“Petrobras has chosen to use ropes made with Dyneema over polyester because of the lower weight and greater ease of handling. Polyester ropes with the same mechanical properties weigh around three times as much and are almost twice as thick as ropes made with Dyneema,” said Jorn Boesten,  Offshore Segment Manager at DSM Dyneema  “Steel ropes would weigh around seven times more than ropes made with Dyneema. Ropes made with Dyneema will allow Petrobras to moor the MODU more quickly, saving on equipment costs, as well as on support vessels, delivering lower operating costs and a positive return on the investment.”
Ropes made with Dyneema are proving a success in drill rig mooring systems which are typically relocated every 3-6 months during the span of a campaign, incurring time and heavy cost.  With Dyneema based systems every rig relocation delivers OPEX savings through a multitude of operational and performance benefits. In the course of relocating a drill rig the lighter ropes can translate into up to 40% faster mooring and installation compared to polyester. Rig down time is reduced considerably as hookup speed is expedited. It also means smaller Anchor Handling Vessels can be used, and less trips to shore are required. 
Belgian Dredging International  switched its barge mooring lines from steel wire ropes to ropes made with Dyneema.  While initially more expensive, the improved productivity, ease and speed of handling and safety all reportedly made these ropes well worth the investment.
The saving can come from unexpected sources too.
Ropes made with Dyneema need no oil or grease, eliminating the need for grease, as well as the cost of manpower needed to apply and clean it up. In many cases, the period needed to payback the initial investment for these advanced ropes is short, particularly if you factor in the absence of injury-related costs, as well as those costs for maintenance, repair and replacement. “During the use of the ropes only minor abrasion could be observed. This contributes to their long life,” said Jorne Beyen of Dredging International.

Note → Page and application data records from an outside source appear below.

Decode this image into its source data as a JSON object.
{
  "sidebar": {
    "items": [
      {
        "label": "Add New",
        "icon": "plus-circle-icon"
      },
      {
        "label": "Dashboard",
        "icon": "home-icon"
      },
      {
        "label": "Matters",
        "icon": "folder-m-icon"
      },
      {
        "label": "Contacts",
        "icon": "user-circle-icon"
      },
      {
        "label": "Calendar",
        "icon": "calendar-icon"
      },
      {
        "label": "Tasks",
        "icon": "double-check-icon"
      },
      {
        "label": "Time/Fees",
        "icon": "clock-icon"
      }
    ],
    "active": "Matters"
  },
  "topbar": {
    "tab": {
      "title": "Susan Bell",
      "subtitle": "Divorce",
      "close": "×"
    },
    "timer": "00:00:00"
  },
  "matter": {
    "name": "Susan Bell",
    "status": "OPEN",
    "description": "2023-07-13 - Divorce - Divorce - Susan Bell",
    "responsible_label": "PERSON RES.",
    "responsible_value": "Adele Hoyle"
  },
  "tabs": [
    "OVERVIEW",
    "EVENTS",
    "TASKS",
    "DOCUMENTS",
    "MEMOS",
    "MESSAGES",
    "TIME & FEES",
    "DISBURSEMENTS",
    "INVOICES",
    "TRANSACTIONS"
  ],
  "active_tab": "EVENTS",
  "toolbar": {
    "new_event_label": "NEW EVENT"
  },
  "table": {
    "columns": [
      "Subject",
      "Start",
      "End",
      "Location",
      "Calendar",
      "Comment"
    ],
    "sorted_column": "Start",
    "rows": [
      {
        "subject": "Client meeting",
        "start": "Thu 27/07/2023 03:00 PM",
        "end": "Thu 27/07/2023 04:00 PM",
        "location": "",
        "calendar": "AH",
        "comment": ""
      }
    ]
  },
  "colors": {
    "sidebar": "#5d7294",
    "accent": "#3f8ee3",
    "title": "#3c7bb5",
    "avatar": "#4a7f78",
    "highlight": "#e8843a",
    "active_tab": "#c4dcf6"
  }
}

(As published in the April 2013 edition of Marine Technologies - www.seadiscovery.com)

Maritime Reporter August 2014 Digital Edition
FREE Maritime Reporter Subscription
Latest Maritime News    rss feeds

Technology

Deep Sea Supply takes Delivery of 'Sea Triumph'

The Deep Sea Supply  took delivery of the newbuilding Platform Supply Vessel 'Sea Triumph'  on Thursday 18 September.  The vessels 'Sea Triumph' is a STX 05-L

Keystone XL Costs to Nearly Double - TransCanada

The total cost of TransCanada Corp's controversial Keystone XL pipeline is likely to nearly double following six years of regulatory delays, a company spokesman said on Friday.

Lilaas Engages Imtra for N. American Distribution

Strong prospects in the North American marine equipment market have triggered a new importation and distribution agreement between control specialist Lilaas

Offshore

Nigerian Minister Pledges $1.3 bln for Power Companies

   Nigeria's oil minister announced a 213 billion naira (1.3 billion US dollar) bail-out package for power companies on Saturday, nearly a year after the sector was privatised.

Rosneft says Exxon Still Continues to Work With it in Arctic

Russia's biggest oil producer Rosneft said on Saturday that Exxon Mobil was still continuing exploration drilling at their joint project in the Arctic Kara Sea.

EMGS - New Contract in the Norwegian Sea

Electromagnetic Geoservices ASA (EMGS) announced an agreement from Statoil Petroleum AS for the Norwegian Sea. EMGS has now received a new contract from another oil and gas company worth USD 1.

 
 
Maritime Careers / Shipboard Positions Maritime Contracts Maritime Standards Naval Architecture Navigation Pipelines Port Authority Salvage Shipbuilding / Vessel Construction Sonar
rss | archive | history | articles | privacy | terms and conditions | contributors | top maritime news | about us | copyright | maritime magazines
maritime security news | shipbuilding news | maritime industry | shipping news | maritime reporting | workboats news | ship design | maritime business

Time taken: 0.5255 sec (2 req/sec)